What is your attitude when a backslider comes back to God? Do you welcome them? Do you show them the same mercy and compassion that the Father is showing them? Can you rejoice with them, or are you jealous? Our attitude should be that of the Father's; an attitude of love, compassion, and forgiveness.

 The bottom line is that we must all be saved.


jen lord said...

aaaaaaamen :)

Anonymous said...

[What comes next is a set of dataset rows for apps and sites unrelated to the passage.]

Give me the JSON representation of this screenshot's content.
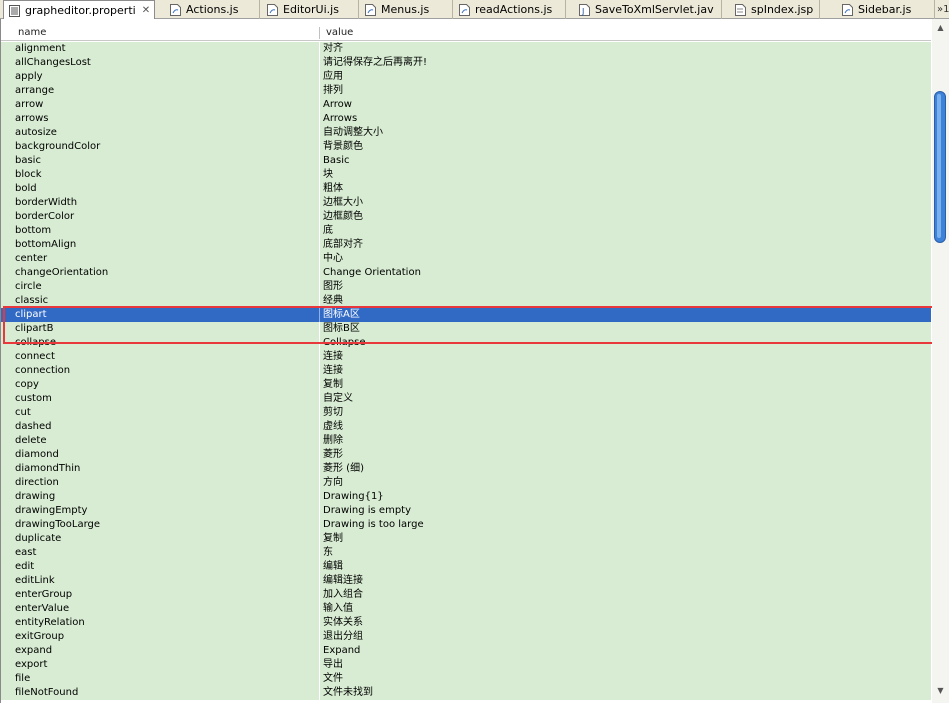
{
  "tabs": [
    {
      "label": "grapheditor.properti",
      "active": true
    },
    {
      "label": "Actions.js"
    },
    {
      "label": "EditorUi.js"
    },
    {
      "label": "Menus.js"
    },
    {
      "label": "readActions.js"
    },
    {
      "label": "SaveToXmlServlet.jav"
    },
    {
      "label": "spIndex.jsp"
    },
    {
      "label": "Sidebar.js"
    }
  ],
  "overflow_label": "»1",
  "columns": {
    "name": "name",
    "value": "value"
  },
  "rows": [
    [
      "alignment",
      "对齐"
    ],
    [
      "allChangesLost",
      "请记得保存之后再离开!"
    ],
    [
      "apply",
      "应用"
    ],
    [
      "arrange",
      "排列"
    ],
    [
      "arrow",
      "Arrow"
    ],
    [
      "arrows",
      "Arrows"
    ],
    [
      "autosize",
      "自动调整大小"
    ],
    [
      "backgroundColor",
      "背景颜色"
    ],
    [
      "basic",
      "Basic"
    ],
    [
      "block",
      "块"
    ],
    [
      "bold",
      "粗体"
    ],
    [
      "borderWidth",
      "边框大小"
    ],
    [
      "borderColor",
      "边框颜色"
    ],
    [
      "bottom",
      "底"
    ],
    [
      "bottomAlign",
      "底部对齐"
    ],
    [
      "center",
      "中心"
    ],
    [
      "changeOrientation",
      "Change Orientation"
    ],
    [
      "circle",
      "图形"
    ],
    [
      "classic",
      "经典"
    ],
    [
      "clipart",
      "图标A区"
    ],
    [
      "clipartB",
      "图标B区"
    ],
    [
      "collapse",
      "Collapse"
    ],
    [
      "connect",
      "连接"
    ],
    [
      "connection",
      "连接"
    ],
    [
      "copy",
      "复制"
    ],
    [
      "custom",
      "自定义"
    ],
    [
      "cut",
      "剪切"
    ],
    [
      "dashed",
      "虚线"
    ],
    [
      "delete",
      "删除"
    ],
    [
      "diamond",
      "菱形"
    ],
    [
      "diamondThin",
      "菱形 (细)"
    ],
    [
      "direction",
      "方向"
    ],
    [
      "drawing",
      "Drawing{1}"
    ],
    [
      "drawingEmpty",
      "Drawing is empty"
    ],
    [
      "drawingTooLarge",
      "Drawing is too large"
    ],
    [
      "duplicate",
      "复制"
    ],
    [
      "east",
      "东"
    ],
    [
      "edit",
      "编辑"
    ],
    [
      "editLink",
      "编辑连接"
    ],
    [
      "enterGroup",
      "加入组合"
    ],
    [
      "enterValue",
      "输入值"
    ],
    [
      "entityRelation",
      "实体关系"
    ],
    [
      "exitGroup",
      "退出分组"
    ],
    [
      "expand",
      "Expand"
    ],
    [
      "export",
      "导出"
    ],
    [
      "file",
      "文件"
    ],
    [
      "fileNotFound",
      "文件未找到"
    ]
  ],
  "selected_row": "clipart",
  "colors": {
    "row_bg": "#d7ecd2",
    "selection": "#316ac5",
    "highlight_box": "#e8383c"
  }
}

Interesting case study: the story of the prodigal son. There's much to observe with the description of it all. The father falling on his son's neck. The embrace. The much celebration and royal welcome. The brother's response and rejection of the prodigal. As a prodigal, coming home, some were humble and nice, others hadn't changed. I don't expect a welcome, from people. My hope was in the mercy of the Father, knowing how He is. The prodigal has to live with the consequences of his folly. He has enough pain, loss, guilt, and regrets that he will have to live through as a result of the consequence of his sin. The passage that gives me much hope is: Rejoice not against me, O mine enemy: when I fall, I shall arise; when I sit in darkness, the Lord shall be a light unto me. I will bear the indignation of the Lord , because I have sinned against him, until he plead my cause, and execute judgment for me: he will bring me forth to the light, and I shall behold his righteousness. Then she that is mine enemy shall see it, and shame shall cover her which said unto me, Where is the Lord thy God? mine eyes shall behold her: now shall she be trodden down as the mire of the streets. (Micah 7:8-10 KJV)
Truly I am not worthy to be called His son. It's a priveledge to serve Him. As is true for the prodigal or not. The son that did not leave, had his reward, but his attitude makes me wonder if he realized how much he had in his fathers house.
We know from the story that the father never left the house. It seems however that he was ever observing, to see if and when his lost dead son would return. I wonder if the brother could have checked on the prodigal. As I deal with my feelings, sometimes it is hard to feel mercy and compassion when I see prodigals leave and carry on in pride and folly, so blinded and wise in their own conceit. I think of my Father and how, in His heart, the prodigal is still his son, howbeit a lost and dead son. If the prodigal is my Fathers son, then the prodigal is my brother and I must love him and reach out to him as such. I am my brothers keeper. It does not make me feel good when my brother or sister leaves.

Jennifer Connell said...

Thank you for your comment!